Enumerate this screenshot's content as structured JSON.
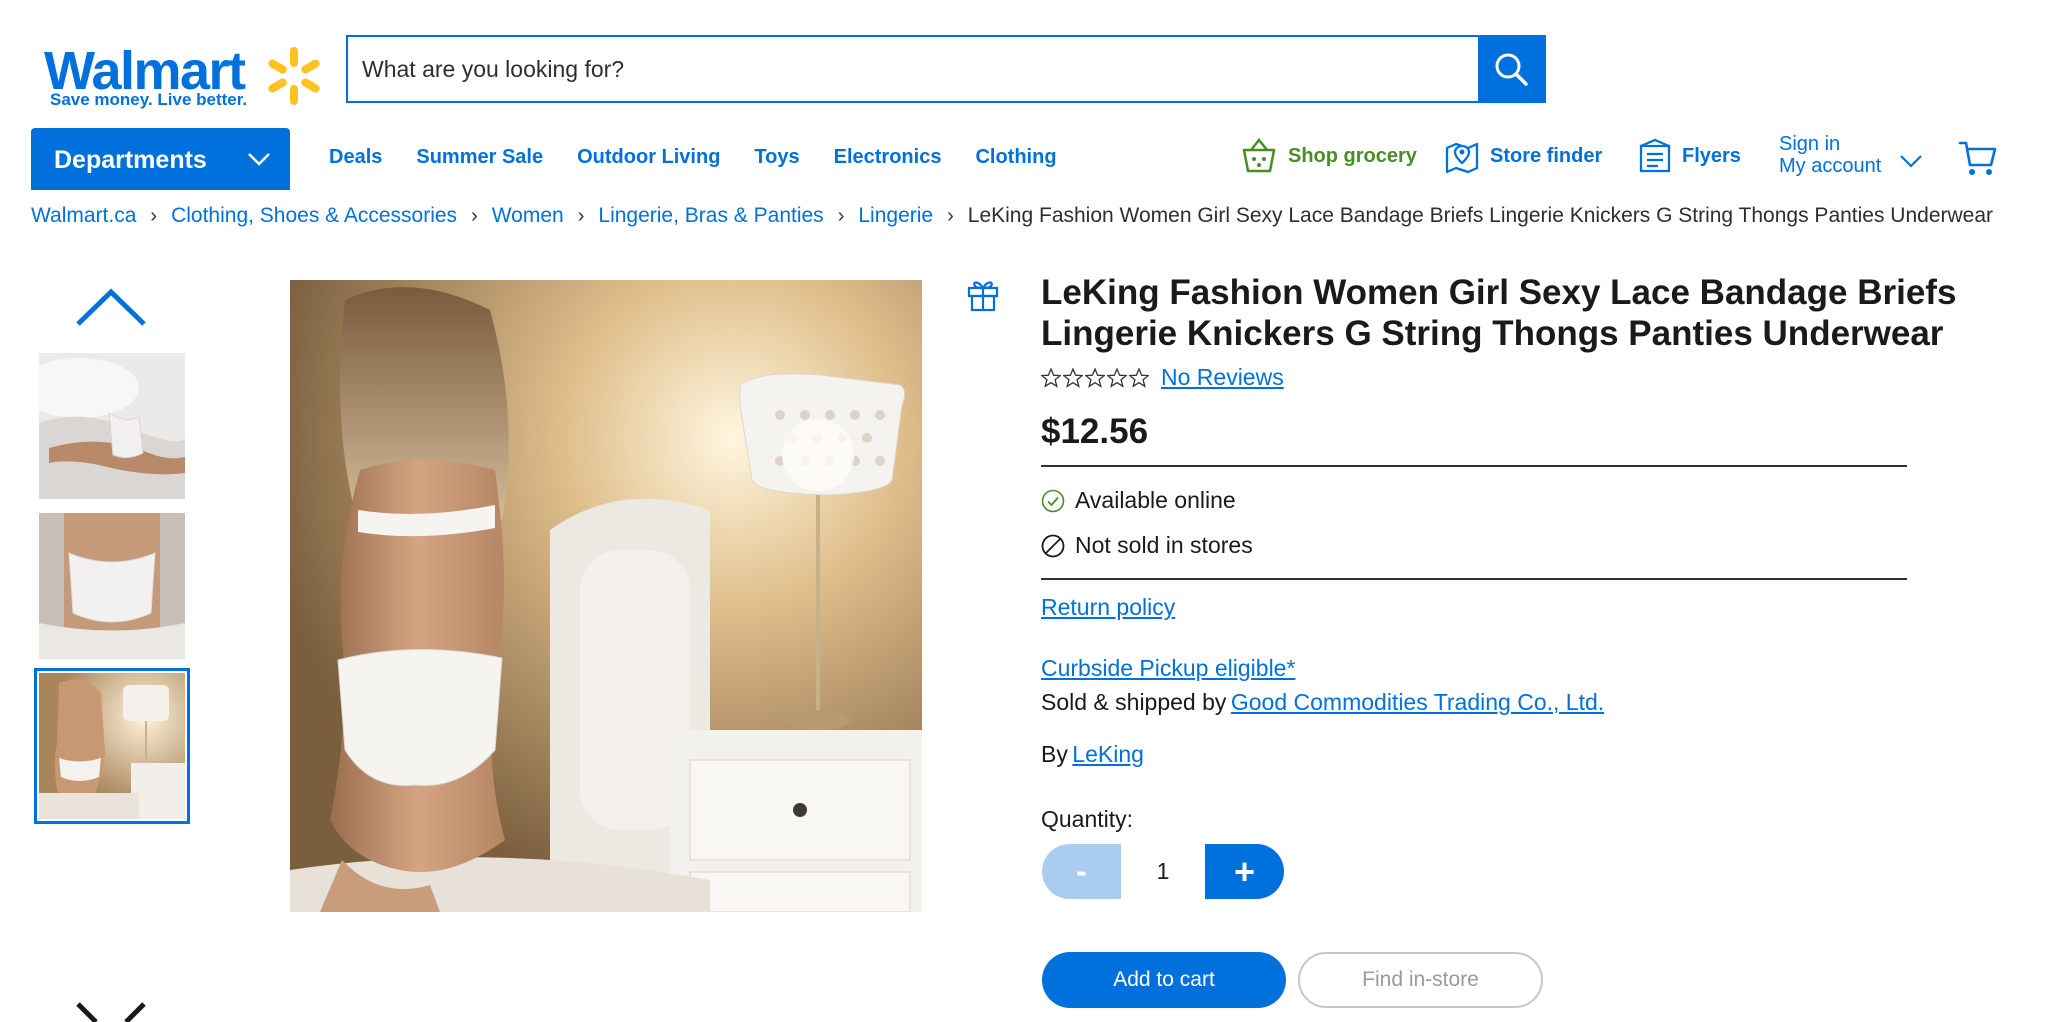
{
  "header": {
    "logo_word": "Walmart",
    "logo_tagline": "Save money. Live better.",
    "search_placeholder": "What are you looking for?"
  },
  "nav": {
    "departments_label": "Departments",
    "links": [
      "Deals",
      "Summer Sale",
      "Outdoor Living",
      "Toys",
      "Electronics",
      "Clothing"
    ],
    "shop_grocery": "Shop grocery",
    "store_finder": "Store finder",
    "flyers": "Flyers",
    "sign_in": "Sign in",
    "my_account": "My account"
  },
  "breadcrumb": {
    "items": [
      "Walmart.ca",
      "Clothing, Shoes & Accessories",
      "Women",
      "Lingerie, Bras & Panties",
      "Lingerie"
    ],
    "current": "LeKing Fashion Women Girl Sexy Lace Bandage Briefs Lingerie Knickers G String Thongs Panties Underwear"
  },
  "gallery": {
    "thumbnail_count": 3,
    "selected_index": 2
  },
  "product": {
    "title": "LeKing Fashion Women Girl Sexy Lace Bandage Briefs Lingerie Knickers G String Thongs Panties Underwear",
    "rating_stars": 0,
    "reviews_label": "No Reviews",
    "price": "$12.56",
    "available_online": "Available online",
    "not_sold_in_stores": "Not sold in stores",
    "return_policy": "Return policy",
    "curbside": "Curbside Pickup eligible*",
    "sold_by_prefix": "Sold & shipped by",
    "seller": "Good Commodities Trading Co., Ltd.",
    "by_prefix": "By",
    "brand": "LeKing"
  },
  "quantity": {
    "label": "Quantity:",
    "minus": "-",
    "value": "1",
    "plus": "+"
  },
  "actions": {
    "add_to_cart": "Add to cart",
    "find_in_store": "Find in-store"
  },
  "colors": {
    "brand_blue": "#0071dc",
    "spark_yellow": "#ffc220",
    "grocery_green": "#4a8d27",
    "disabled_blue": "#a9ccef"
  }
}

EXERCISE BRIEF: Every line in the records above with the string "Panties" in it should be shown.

RESPONSE BOX:
      "Lingerie, Bras & Panties",
    "current": "LeKing Fashion Women Girl Sexy Lace Bandage Briefs Lingerie Knickers G String Thongs Panties Underwear"
    "title": "LeKing Fashion Women Girl Sexy Lace Bandage Briefs Lingerie Knickers G String Thongs Panties Underwear",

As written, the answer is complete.